__EXERCISE OBJECTIVE__:
Could you find every line in the records below that contains the word "color" and copy it?
◆ ◆ ◆ ◆ ◆
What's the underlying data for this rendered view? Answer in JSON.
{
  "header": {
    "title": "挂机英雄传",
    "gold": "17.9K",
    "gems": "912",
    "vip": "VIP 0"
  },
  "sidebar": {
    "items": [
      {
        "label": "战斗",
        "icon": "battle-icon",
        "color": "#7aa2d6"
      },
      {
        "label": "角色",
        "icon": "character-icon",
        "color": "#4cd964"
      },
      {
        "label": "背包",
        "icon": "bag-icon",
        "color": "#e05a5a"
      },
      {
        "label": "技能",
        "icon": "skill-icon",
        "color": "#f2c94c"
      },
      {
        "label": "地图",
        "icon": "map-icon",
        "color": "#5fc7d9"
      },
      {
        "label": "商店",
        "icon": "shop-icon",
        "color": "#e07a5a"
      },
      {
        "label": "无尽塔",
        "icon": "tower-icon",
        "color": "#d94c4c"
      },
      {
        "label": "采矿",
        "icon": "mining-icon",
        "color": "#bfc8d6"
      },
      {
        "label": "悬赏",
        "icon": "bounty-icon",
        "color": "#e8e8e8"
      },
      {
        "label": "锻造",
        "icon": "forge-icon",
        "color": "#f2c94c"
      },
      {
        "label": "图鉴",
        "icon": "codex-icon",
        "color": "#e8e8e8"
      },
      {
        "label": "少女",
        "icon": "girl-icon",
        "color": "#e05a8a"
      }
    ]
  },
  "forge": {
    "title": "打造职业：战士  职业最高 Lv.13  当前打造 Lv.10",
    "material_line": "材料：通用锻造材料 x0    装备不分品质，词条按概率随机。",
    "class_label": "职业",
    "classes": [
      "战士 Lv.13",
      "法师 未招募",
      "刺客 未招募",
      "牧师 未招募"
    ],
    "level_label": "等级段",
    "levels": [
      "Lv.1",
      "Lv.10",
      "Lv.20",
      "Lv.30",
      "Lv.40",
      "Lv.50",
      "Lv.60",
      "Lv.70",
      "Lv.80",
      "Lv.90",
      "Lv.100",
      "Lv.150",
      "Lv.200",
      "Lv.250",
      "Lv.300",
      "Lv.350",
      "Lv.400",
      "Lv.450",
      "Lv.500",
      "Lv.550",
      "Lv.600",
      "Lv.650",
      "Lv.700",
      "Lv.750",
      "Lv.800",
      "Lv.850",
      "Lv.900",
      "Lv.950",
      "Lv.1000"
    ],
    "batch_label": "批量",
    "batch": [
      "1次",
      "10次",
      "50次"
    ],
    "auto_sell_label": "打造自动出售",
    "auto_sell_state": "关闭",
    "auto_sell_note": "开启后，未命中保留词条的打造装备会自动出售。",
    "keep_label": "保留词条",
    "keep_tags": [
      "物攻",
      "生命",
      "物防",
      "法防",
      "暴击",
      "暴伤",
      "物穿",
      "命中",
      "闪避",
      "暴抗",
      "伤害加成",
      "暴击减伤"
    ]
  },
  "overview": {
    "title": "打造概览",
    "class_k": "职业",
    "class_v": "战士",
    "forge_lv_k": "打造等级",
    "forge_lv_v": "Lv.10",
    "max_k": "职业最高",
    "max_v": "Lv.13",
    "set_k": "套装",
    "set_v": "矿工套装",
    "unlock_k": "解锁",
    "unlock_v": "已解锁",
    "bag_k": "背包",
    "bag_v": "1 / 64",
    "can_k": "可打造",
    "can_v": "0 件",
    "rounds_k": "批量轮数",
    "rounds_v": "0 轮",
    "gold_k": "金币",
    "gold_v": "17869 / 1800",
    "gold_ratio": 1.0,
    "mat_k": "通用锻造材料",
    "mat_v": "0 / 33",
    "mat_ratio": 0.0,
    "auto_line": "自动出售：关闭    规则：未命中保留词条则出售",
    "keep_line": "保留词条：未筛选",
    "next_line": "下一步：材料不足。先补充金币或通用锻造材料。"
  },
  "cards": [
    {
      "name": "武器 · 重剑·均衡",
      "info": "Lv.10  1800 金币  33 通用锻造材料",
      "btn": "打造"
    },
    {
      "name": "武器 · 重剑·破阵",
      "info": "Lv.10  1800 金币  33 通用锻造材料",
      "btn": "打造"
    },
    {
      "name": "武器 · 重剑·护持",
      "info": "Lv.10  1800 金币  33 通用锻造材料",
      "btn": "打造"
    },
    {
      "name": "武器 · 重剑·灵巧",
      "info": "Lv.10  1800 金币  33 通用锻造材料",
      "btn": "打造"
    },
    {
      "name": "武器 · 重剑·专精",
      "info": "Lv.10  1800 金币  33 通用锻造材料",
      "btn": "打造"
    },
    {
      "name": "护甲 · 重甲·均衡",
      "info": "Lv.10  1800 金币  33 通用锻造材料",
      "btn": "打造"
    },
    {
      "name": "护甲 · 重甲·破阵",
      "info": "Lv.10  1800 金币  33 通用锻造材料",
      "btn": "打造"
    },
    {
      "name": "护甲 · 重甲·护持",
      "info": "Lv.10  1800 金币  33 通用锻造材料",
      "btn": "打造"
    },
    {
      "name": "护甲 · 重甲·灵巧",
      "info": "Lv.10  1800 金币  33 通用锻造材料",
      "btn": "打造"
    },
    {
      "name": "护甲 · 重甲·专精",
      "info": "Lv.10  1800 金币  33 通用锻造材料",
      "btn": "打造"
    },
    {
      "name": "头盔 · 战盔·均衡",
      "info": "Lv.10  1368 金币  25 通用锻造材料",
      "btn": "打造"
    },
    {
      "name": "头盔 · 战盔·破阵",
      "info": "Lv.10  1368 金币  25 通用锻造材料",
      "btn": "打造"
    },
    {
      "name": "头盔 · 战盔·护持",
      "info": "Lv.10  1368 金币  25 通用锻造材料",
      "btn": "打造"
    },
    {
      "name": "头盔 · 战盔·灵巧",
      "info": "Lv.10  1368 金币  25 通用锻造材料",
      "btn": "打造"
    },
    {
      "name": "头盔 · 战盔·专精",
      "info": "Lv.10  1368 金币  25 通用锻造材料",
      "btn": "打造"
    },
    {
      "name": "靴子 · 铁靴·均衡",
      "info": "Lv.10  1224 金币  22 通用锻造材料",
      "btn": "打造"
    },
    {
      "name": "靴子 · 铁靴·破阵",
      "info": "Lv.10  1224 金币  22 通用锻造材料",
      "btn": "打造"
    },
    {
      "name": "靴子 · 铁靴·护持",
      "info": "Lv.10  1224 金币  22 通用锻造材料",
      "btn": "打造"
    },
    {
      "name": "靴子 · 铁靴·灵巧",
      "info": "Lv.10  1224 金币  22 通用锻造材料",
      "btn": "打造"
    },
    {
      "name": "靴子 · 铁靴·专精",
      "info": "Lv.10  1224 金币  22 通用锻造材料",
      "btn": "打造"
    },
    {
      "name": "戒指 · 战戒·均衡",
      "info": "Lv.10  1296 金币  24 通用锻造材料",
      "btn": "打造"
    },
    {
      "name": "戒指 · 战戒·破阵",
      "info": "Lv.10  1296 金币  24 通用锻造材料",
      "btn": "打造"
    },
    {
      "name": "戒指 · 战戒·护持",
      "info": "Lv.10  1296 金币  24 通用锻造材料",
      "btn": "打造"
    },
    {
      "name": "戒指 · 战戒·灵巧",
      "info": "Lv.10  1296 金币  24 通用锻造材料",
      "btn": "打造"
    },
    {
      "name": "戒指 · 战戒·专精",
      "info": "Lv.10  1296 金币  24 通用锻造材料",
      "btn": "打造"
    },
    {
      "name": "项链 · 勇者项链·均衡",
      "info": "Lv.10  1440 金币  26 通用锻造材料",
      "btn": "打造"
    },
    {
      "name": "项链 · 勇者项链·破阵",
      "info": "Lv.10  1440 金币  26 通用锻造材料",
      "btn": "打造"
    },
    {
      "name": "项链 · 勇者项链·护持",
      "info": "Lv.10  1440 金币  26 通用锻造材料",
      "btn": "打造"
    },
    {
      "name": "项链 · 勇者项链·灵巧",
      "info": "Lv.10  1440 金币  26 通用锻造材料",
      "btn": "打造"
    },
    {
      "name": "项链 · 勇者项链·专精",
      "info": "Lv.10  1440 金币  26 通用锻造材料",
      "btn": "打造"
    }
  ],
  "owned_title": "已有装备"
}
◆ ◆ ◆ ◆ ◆
__RESULT OF THIS TASK__:
        "color": "#7aa2d6"
        "color": "#4cd964"
        "color": "#e05a5a"
        "color": "#f2c94c"
        "color": "#5fc7d9"
        "color": "#e07a5a"
        "color": "#d94c4c"
        "color": "#bfc8d6"
        "color": "#e8e8e8"
        "color": "#f2c94c"
        "color": "#e8e8e8"
        "color": "#e05a8a"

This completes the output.